Meanwhile, brewmaster Clement Djameh, who operates with imported equipment using his own garage as a factory, reminisces about Oktoberfest in Germany. “My studies abroad gave me the technical skills to set up my brewery and with the right investment I could set up many like it around Ghana, “ he said. “There is huge potential for job creation in this country but there is little government support for entrepreneurs.”

However, many of the returnees already have a method of comparison: they can bring to mind the problems and culture shock they faced when leaving Ghana. “I can remember very clearly sitting at Heathrow with my family and waiting to be processed as political refugees,” said 44-year-old Christoph Fitih, who left in 1981 with his well-off family following a coup. His father was never allowed to return. “The first thing that hit me was the climate,” Fitih said. “Everything was different – the food, the houses; there were no big gardens or swimming pools. It was very tough for my parents but I quickly adapted as children do.”
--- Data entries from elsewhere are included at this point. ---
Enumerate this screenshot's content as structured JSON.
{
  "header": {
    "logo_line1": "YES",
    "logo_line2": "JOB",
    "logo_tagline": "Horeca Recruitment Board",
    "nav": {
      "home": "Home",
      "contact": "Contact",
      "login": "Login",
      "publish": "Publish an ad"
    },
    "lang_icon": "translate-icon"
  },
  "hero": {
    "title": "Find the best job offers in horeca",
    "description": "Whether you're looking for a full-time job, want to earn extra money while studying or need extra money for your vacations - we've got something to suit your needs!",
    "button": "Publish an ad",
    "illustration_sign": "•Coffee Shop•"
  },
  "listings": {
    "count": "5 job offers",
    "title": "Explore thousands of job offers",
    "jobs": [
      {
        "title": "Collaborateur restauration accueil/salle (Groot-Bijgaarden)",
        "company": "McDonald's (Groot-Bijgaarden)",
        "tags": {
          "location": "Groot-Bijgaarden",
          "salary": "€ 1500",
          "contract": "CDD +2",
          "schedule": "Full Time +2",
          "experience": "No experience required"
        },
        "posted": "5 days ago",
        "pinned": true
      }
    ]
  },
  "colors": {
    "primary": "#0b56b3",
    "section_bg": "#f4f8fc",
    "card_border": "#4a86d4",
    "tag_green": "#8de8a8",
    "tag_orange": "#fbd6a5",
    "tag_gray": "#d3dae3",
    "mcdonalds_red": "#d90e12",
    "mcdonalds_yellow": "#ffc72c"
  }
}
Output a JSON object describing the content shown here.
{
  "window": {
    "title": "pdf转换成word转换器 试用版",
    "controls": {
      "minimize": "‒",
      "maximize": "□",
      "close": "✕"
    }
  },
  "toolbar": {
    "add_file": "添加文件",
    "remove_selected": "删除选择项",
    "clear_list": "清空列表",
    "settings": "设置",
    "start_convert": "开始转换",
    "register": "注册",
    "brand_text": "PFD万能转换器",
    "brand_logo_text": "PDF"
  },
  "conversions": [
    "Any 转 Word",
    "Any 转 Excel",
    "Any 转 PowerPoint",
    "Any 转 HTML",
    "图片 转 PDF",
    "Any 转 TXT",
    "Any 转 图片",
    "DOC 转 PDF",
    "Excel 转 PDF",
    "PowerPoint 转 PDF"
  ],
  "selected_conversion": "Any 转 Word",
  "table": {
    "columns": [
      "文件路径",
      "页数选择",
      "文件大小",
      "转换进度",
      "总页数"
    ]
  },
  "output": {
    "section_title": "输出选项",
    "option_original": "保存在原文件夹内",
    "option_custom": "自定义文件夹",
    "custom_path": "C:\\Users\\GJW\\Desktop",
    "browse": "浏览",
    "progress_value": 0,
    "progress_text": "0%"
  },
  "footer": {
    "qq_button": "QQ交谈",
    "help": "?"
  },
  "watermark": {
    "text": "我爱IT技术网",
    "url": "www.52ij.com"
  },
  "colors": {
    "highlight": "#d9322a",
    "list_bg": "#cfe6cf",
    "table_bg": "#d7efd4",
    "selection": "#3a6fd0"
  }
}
Nikos Economopoulos Korieh Duodu, a lawyer, came to Ghana from the UK. Accra, Ghana. 2016. © Nikos Economopoulos | Magnum Photos

In 2012, Fitih boomeranged back for work. Though the UK still feels like home, he’s found happiness. “What I love about being here is how incredibly resilient the people are,” he said. “These are people who would fare well in Europe because they are so used to the daily struggle of making ends meet.  It can be a struggle just getting to work – often there are no proper roads, transport is difficult and the power supply is unreliable and yet they’re probably happier and more optimistic here than in Europe. People enjoy life more.  There is a philosophical attitude that you don’t find in the West.”

Nikos Economopoulos The fishing area in Jamestown. Accra, Ghana. 2016. © Nikos Economopoulos | Magnum Photos
Nikos Economopoulos A fast food restaurant. Accra, Ghana. 2016. © Nikos Economopoulos | Magnum Photos

“I am looking at Ghana through the eyes of an adult and not as a child anymore,” said Dela Yarr Ainoo, a homeschool teacher whose “Natural Ghana Girl” YouTube channel shows her chatting joyfully about her daily life in Accra, moving around the capital with her three children. She moved from the UK in 2014, and is keen to encourage the “diaspora to come home.”

“Ghana allows you to become your best,” she opined. “Before coming to Ghana I really didn’t know what I was good at, I was struggling with who I was aside from a mother and wife. Ghana gave me a good slap around the face and showed me that I was actually creative and my crazy little ideas that were only ever in my imagination could actually be birthed.” She said her family misses a refined food UK diet, but they’re acclimatizing. “Get yourself a good support system of people that you can trust and it will all fall into place.”

Nikos Economopoulos A fast food restaurant. Accra, Ghana. 2016. © Nikos Economopoulos | Magnum Photos